Thanks, that does help with understanding what might be best for you. I am aware of the COC protocol but have no experience of it so I can’t comment on whether you go with it or not. Someone else who is on it may have more detailed input. I guess if your SBCis being closely monitored, but not aggressively treated that this point, it might be worth exploring. In the case of triple negative SBC the ‘watch and see’ principle is sometimes used particularly when it is not an aggressive strain of BC.
I have secondary BC and secondary lung cancer😩
However, I've been told it's low level. Neither cancer aggressive. Stable on scans since March. No progression. No change.
Think they were perplexed by what's going on with me as I've also had an autoimmune disease since I was 23. On steroids off and on since then but it's been in remission for last 2 years. I feel well. Am asymptomatic. Best I've felt for years....
Chemo at this stage seems a sledgehammer to crack a nut. Oncologist even told me it's legal poisoning. I just feel the alternative approach with maybe some low level chemo is a better way forward.. But it's not an easy decision to make.
Thanks for your input
Thanks for replying 😊. We discussed with oncologist Jane Mclelland protocol and he told me they would not allow both treatments. I had to do 1 first then the other and they are recommending chemo first. I'm not happy to try chemo first. I want to try the COC protocol.

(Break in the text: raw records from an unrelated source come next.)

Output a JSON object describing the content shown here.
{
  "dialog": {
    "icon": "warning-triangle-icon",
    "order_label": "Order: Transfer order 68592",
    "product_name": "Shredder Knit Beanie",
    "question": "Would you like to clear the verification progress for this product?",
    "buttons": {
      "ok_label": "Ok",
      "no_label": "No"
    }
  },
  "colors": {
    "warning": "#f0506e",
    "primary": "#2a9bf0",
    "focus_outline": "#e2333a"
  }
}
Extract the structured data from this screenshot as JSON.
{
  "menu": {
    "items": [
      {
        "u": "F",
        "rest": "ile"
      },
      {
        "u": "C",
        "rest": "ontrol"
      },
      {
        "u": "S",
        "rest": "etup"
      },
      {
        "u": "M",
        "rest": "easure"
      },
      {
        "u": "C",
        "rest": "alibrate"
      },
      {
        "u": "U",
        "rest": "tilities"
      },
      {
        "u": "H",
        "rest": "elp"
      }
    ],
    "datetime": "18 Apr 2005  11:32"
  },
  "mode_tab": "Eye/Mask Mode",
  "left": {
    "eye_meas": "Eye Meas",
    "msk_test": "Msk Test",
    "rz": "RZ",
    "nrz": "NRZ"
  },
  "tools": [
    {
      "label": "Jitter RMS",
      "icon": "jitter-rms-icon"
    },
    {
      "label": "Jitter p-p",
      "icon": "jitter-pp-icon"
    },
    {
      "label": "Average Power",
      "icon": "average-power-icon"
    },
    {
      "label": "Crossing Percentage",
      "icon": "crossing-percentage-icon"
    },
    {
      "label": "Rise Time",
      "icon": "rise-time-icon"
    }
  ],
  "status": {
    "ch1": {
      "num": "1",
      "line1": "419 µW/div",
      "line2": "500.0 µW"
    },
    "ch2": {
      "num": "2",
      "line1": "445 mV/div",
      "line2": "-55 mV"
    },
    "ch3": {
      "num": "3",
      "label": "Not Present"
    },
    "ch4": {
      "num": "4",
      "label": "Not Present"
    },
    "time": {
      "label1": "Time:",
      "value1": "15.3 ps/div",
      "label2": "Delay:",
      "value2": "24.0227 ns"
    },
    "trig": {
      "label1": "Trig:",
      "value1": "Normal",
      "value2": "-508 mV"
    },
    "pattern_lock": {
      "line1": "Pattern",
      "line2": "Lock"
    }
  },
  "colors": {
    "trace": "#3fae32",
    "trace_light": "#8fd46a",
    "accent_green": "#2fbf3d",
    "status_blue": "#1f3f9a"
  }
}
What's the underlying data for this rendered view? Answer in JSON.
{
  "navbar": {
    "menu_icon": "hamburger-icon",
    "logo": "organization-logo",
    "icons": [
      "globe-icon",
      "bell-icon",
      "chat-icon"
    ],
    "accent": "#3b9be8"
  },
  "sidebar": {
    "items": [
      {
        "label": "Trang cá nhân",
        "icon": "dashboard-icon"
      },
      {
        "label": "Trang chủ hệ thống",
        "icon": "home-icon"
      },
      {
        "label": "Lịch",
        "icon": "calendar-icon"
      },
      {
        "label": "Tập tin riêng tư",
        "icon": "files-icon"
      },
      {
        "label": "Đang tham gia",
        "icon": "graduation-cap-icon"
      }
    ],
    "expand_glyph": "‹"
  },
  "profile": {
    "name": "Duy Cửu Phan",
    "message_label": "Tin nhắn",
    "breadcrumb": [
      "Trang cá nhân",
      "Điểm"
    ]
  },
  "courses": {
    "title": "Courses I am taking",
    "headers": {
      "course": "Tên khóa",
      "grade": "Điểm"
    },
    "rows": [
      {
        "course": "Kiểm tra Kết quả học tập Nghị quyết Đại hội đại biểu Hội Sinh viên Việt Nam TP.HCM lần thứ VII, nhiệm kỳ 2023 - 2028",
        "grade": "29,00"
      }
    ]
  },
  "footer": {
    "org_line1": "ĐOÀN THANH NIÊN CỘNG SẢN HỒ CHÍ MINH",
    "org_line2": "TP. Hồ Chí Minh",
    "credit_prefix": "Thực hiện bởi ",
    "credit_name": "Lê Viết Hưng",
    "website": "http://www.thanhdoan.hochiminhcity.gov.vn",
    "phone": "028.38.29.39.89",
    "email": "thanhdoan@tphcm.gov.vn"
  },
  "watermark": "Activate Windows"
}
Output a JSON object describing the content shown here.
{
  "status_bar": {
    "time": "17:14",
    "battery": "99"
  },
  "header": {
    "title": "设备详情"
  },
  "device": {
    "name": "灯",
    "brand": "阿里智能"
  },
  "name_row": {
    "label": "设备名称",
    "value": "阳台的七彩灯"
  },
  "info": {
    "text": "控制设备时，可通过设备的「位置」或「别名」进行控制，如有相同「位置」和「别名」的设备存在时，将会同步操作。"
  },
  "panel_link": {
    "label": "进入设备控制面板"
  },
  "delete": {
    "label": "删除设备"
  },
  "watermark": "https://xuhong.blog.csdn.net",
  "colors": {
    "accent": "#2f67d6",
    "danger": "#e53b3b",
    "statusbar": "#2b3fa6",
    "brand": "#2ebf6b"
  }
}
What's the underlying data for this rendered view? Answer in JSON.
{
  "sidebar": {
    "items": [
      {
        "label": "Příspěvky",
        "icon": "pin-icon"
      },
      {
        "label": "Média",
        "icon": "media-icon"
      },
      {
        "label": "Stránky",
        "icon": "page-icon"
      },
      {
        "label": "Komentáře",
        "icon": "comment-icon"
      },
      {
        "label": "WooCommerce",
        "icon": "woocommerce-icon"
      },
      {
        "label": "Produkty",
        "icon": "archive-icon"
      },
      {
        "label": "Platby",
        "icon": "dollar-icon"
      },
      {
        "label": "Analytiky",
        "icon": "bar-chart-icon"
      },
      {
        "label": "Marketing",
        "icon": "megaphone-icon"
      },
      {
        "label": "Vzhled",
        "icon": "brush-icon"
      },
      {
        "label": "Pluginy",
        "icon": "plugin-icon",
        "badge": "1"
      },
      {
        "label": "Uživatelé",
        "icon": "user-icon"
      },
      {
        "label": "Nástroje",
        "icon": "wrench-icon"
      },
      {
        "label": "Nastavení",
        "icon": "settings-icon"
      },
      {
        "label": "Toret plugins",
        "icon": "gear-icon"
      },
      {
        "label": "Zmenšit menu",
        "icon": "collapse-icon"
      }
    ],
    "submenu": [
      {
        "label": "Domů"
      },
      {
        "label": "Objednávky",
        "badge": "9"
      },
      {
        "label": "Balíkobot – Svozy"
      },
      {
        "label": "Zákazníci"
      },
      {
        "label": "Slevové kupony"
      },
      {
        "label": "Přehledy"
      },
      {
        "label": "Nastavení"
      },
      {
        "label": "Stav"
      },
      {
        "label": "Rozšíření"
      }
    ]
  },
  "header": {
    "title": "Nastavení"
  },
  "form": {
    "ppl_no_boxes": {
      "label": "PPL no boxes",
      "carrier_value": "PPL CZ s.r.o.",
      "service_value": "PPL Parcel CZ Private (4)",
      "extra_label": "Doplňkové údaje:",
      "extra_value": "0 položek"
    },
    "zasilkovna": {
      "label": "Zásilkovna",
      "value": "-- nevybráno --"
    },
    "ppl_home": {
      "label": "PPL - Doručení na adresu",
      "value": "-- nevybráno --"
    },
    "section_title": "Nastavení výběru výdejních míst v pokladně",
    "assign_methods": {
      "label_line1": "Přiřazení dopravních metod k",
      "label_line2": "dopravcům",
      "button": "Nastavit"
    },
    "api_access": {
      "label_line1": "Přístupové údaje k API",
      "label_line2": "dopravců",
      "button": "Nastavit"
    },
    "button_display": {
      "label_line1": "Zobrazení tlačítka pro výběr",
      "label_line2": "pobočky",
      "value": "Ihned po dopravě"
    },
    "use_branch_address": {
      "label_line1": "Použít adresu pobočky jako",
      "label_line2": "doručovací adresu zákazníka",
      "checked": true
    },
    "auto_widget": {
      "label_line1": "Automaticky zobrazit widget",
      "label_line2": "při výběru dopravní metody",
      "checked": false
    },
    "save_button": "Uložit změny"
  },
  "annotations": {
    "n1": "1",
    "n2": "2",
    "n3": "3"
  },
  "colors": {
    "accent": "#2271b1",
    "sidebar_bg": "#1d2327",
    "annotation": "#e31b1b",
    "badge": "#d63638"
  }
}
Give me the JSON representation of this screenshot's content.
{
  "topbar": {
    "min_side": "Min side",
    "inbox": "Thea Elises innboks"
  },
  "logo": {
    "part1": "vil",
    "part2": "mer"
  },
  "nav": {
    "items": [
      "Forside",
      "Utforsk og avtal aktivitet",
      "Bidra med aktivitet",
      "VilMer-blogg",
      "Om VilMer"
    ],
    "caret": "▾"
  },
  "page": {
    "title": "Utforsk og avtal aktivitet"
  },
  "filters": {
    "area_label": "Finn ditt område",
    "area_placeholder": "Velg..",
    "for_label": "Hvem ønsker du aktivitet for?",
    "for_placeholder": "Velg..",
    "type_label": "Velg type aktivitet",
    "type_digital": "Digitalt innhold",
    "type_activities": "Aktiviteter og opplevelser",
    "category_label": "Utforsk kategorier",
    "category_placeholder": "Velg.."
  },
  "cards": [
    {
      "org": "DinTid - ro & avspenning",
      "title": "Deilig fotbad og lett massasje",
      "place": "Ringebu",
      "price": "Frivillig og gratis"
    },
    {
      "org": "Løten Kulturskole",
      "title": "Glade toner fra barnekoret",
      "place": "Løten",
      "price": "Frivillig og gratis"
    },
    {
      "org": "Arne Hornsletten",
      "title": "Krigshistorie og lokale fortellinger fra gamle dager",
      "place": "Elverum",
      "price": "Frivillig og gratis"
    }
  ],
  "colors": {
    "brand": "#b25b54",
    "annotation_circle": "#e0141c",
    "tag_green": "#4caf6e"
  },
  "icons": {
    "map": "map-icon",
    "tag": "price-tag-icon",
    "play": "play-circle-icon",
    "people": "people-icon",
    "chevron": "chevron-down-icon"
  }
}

Chemo treatment is 6 rounds every 3 weeks with carboplatin and paxlitaxel. I have a very complex medical history. My current diagnosis is secondary lung cancer... They can't locate the primary.. Said my body may have got rid of it. I have also secondary BC. They've told me it's highly unusual. I don't have tumors but microscopic evidence of these cancers in my nodes. My mediadtinal nodes show evidence of the lung cancer, my other node in my pleural lining, which is very small shows evidence of secondary BC, but it's not showing much hormone which my original BC was er/pr positive her2neg.
They have said my cancer is low level and stable since March..
I just feel they are overreacting by hitting this hard. I feel they will be poking the tiger.. It's all very confusing. X
As far as I'm aware, Jane McLelland's protocol was created to be used alongside cancer treatment and not instead of it.
Have you spoken to your Oncologist about different treatment options? Some treatments are kinder than others.
Best of luck to you whatever you decide to do.
Just checking whether you have secondary BC or not. Unfortunately the title heading of this section is misleading as it doesn’t state it’s in the secondary part of the forum, it just says ‘Treatments and Medical issues’ so from a quick search of appropriate places to add a new post this would seem the right one.
The answers you get will be quite different depending on the stage of your BC, whether it’s primary or secondary. We can help either way with your question once we know more.
I guess at the end of the day this is a personal decision for you to make. I would urge you to have a good talk with your oncologist / breast care nurse before making any decisions. What I would also say is that whilst stage 4 might not be curable many ladies live with it successfully for many years - we’re talking up to 15 years. It can be managed successfully for a long period of time and depending on your type of cancer most of the new treatments are very easy to manage. I haven’t changed my life at all since my diagnosis and still work full time etc. It might also be having a look at a recent BBC documentary before making any decisions. It called ‘False hope? Alternative cancer cures’. It is available on the iPlayer and watching it might also help inform your decisions about treatment.
Big decisions to make... I am considering not having chemo as treatment and thinking of choosing the protocols recommended in the book How to Starve Cancer by Jane Mclelland.
Is this a mistake? Chemo is so brutal and it won't cure me...
Grateful for any thoughts.
Good wishes to everyone